The Odyssey

Published in: -800 B.C.E.
Pages: 423
Edition read: E-book

Book description:
Crowded with characters, both human and non-human, and bursting with action, The Odyssey details the adventures of Odysseus, king of Ithaca and hero of the Trojan War, as he struggles to return to his home and his waiting, ever-faithful wife, Penelope. Along the way he encounters the seductive Circe, who changes men into swine; the gorgeous water-nymph, Calypso, who keeps him a “prisoner of love” for seven years; the terrible, one-eyed, man-eating giant Cyclops; and a host of other ogres, wizards, sirens, and gods. But when he finally reaches Ithaca after ten years of travel, his trials have only begun. There he must battle the scheming noblemen who, thinking him dead, have demanded that Penelope choose one of them to be her new husband—and Ithaca’s new king.

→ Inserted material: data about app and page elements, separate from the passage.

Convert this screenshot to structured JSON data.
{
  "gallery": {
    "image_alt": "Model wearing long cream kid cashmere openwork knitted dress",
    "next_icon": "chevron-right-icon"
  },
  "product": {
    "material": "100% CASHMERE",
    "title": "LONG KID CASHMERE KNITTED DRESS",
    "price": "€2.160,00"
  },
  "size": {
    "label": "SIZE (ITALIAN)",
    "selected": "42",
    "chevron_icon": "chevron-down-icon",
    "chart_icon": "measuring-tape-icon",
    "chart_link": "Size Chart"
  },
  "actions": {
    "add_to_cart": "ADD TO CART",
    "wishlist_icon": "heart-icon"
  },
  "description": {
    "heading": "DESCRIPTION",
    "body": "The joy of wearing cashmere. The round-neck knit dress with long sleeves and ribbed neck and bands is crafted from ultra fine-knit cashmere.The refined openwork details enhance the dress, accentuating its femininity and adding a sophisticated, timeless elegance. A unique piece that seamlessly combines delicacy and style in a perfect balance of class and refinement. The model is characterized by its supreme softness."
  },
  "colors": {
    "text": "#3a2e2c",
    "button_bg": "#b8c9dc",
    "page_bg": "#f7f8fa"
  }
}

My review:
I had a false start when I read this originally, the version I downloaded being a mix of Greek and Roman mythology, which pissed me off (Who the hell is Jupiter? Oh that’s Zeus? Wait whose Jove? That’s Zeus too? ARGH) So after getting 130 pages into that version, , which was also peppered with the author’s stupid opinions (He didn’t like women. The translation he was using and commenting on had been done by a female, so everything was “obviously the author, a female, feels strongly about this even thought it’s only a silly little mistreatment of a female character”), I went and downloaded one that had the actual Greek mythology/names, and no annoying author putting in his 2 cents every three sentences. (For anyone wanting to avoid this version/translation, it was by Samuel Butler, and is the version you download from Project Gutenberg. DO NOT DOWNLOAD THIS VERSION AS IT IS THE WORST)

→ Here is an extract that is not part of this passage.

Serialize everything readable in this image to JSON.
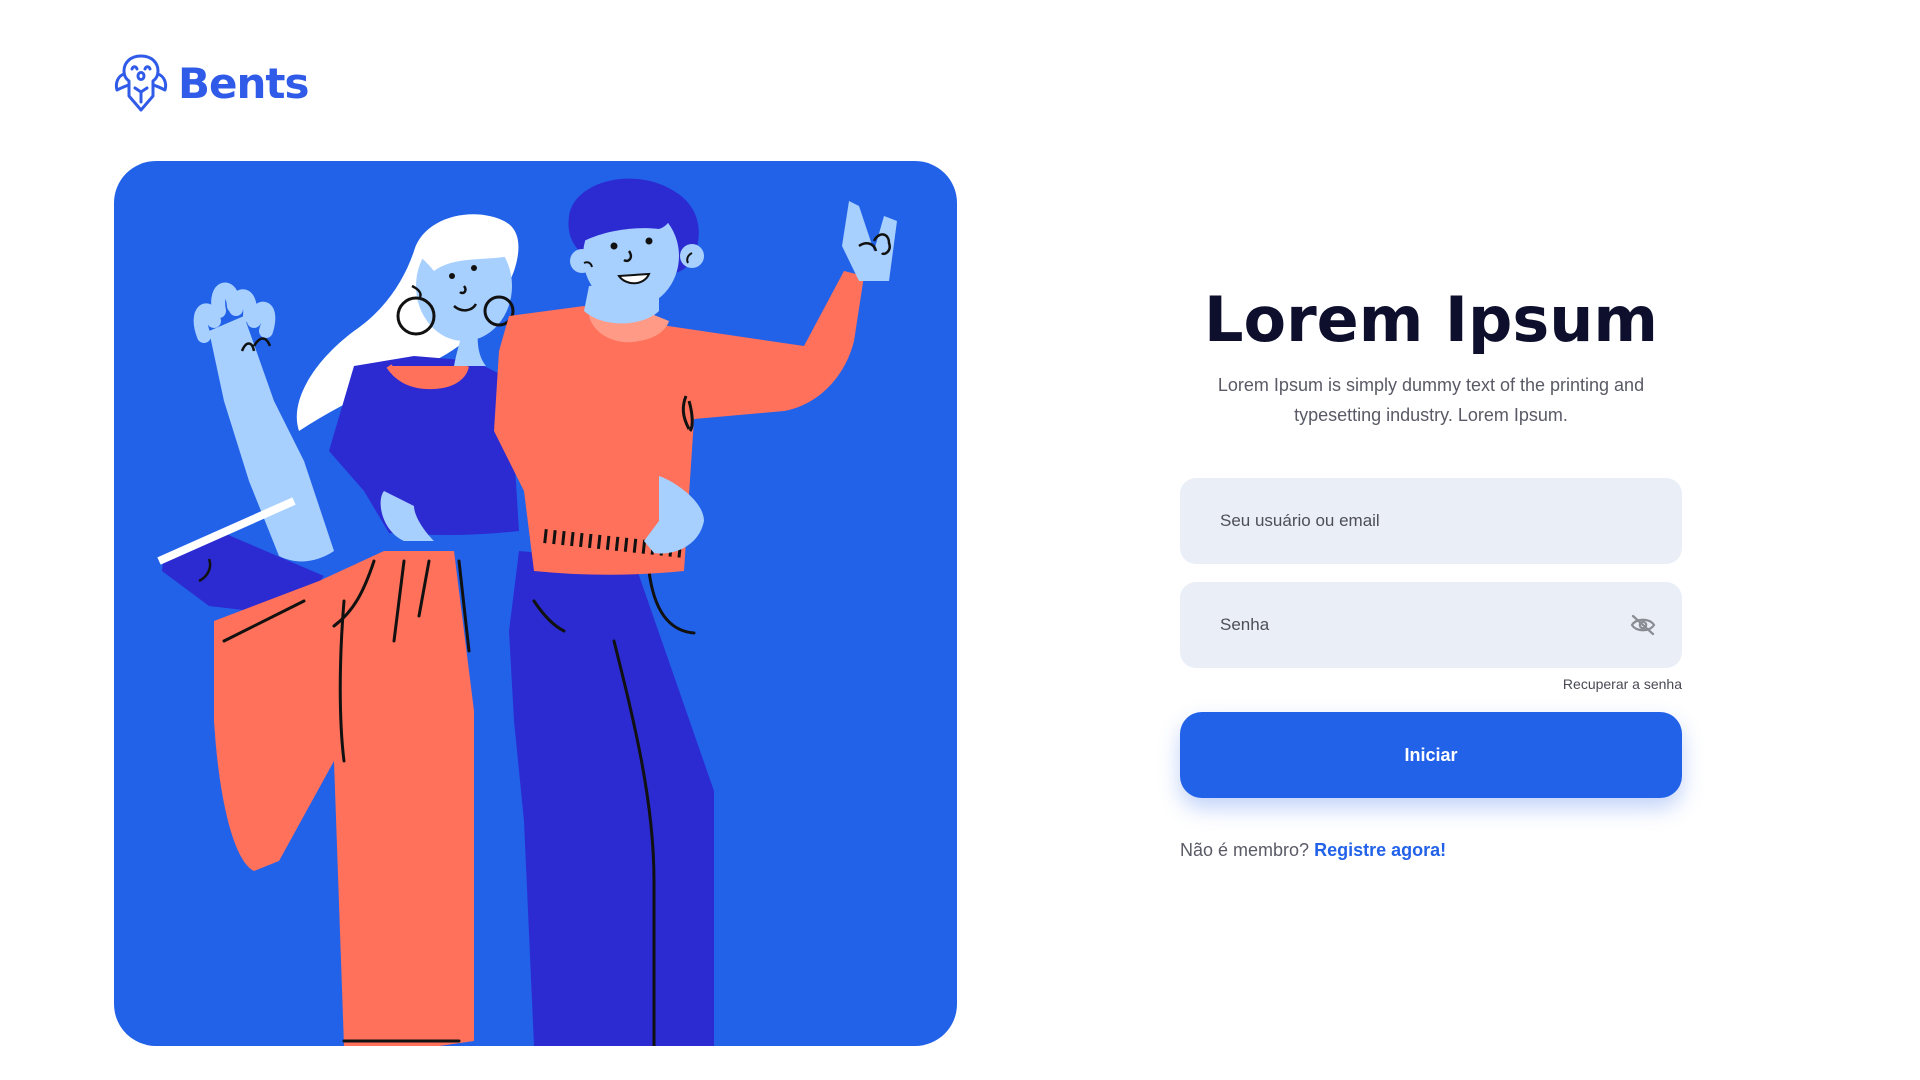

Anyways, second time around was much better, having downloaded “The Fitzgerald Translation” by Robert Fitzgerald, where there is the proper Greek gods and goddesses, and no pesky author opinions. The story is an epic, so much happens that you don’t know what might come next. There is murder and mayhem, there are vengeful gods and helpful gods, there are cyclops who eat Odysseus’ poor stranded crew, there’s lots of Hekatombs (aka sacrificing livestock to the gods)… it’s just awesome.

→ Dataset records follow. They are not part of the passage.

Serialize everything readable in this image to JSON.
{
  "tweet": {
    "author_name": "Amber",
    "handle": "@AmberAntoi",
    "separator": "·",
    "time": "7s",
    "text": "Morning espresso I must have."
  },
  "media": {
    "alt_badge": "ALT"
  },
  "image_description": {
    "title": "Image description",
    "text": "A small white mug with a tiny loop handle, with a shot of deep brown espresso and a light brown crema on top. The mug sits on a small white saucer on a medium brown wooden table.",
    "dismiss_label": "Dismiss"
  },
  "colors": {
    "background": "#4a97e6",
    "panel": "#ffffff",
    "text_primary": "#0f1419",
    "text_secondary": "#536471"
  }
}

Towards the end it can get a tad tedious when the same story is repeated for the third or fourth time, and some parts you’re just like “what the hell Odysseus?” like when he decides, for shits ‘n’ giggles, to approach his home dressed as a beggar and tell these made up stories that he is from Crete. Why? Why do this? What did this achieve?

All in all, it was a grand story to read, and enjoyable as hell. I would love to read the original, in Greek, but alas, I do not know anywhere near enough to be able to read an untranslated version (I can almost read/count to 10, in modern Greek. Somehow, I doubt that help me read the original Odyssey.)

Final review:
The Odyssey rating:
Would I re-read it? Yes I would
Who would I recommend this to? Anyone, everyone. It’s a classic, its the classic, it’s classed as the second work of western literature so it’s one of the originals of modern story telling. If you haven’t read it, you should.


Be careful when downloading this book on the web- pretty much every version I found was that awful Samuel Butler version, and as I may have stated above, THIS VERSION IS THE WORST. Below are some versions NOT by Samuel “I’m an opinionated douchebag who doesn’t know the difference between Roman and Greek mythology” Butler.